Benjamin Harrison photo

Message to the Senate Regarding an International Silver Conference

April 26, 1892

To the Senate:

I have received the resolution of the Senate of April 23, requesting that, if not incompatible with the public interest, I inform the Senate what steps have been taken toward the securing of an international conference to consider the question of the free coinage of silver at the mints of the nations participating in such conference, or as to the enlarged use of silver in the currency system of said countries, and that I transmit to the Senate any correspondence between the United States and other governments upon the subject, and in response thereto beg respectfully to inform the Senate that in my opinion it would not be compatible with the public interest to lay before the Senate at this time the information requested, but that at the earliest moment after definite information can properly be given all the facts and any correspondence that may take place will be submitted to Congress.

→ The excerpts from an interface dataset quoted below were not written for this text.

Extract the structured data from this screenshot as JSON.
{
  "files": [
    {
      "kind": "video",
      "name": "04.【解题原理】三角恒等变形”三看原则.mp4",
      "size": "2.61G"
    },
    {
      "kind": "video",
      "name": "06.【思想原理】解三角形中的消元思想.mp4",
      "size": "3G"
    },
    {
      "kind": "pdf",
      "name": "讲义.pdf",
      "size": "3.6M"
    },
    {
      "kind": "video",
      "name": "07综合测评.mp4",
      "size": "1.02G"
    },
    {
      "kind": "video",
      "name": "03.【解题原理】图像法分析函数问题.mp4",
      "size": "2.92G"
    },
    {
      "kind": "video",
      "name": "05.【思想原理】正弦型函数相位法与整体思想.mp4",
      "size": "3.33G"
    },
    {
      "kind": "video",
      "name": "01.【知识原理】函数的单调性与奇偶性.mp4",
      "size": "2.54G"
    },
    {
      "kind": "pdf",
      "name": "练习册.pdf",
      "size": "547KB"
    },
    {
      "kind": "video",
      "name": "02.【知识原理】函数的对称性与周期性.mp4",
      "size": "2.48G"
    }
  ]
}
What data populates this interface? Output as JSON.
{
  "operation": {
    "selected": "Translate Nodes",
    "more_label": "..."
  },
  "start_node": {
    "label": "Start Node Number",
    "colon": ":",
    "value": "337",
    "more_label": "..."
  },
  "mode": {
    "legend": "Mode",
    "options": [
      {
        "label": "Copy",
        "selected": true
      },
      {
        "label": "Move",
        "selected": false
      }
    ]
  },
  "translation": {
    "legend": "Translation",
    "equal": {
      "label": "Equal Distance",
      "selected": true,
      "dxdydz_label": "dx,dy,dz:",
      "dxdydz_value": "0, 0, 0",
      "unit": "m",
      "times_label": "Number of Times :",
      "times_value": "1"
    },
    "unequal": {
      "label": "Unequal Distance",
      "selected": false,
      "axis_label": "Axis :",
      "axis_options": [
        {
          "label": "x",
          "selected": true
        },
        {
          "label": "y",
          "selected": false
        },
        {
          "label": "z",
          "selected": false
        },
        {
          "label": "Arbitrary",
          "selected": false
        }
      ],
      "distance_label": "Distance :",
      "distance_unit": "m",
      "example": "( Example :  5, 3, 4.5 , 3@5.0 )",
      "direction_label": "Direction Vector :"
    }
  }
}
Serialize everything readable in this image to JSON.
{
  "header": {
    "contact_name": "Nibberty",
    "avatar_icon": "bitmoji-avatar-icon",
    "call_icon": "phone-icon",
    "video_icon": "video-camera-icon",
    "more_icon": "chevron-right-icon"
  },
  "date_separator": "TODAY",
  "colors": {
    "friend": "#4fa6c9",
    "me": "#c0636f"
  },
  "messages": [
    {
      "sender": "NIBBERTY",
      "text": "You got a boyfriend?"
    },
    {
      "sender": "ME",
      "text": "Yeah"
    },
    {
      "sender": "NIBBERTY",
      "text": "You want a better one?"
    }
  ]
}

It may not be inappropriate, however, to say here that, believing that the full use of silver as a coined metal upon an agreed ratio by the great commercial nations of the world would very highly promote the prosperity of all their people, I have not and will not let any favorable opportunity pass for the promotion of that most desirable result, or, if free international silver coinage is not presently attainable, then to secure the largest practicable use of that metal.


Benjamin Harrison, Message to the Senate Regarding an International Silver Conference Online by Gerhard Peters and John T. Woolley, The American Presidency Project

Filed Under



Simple Search of Our Archives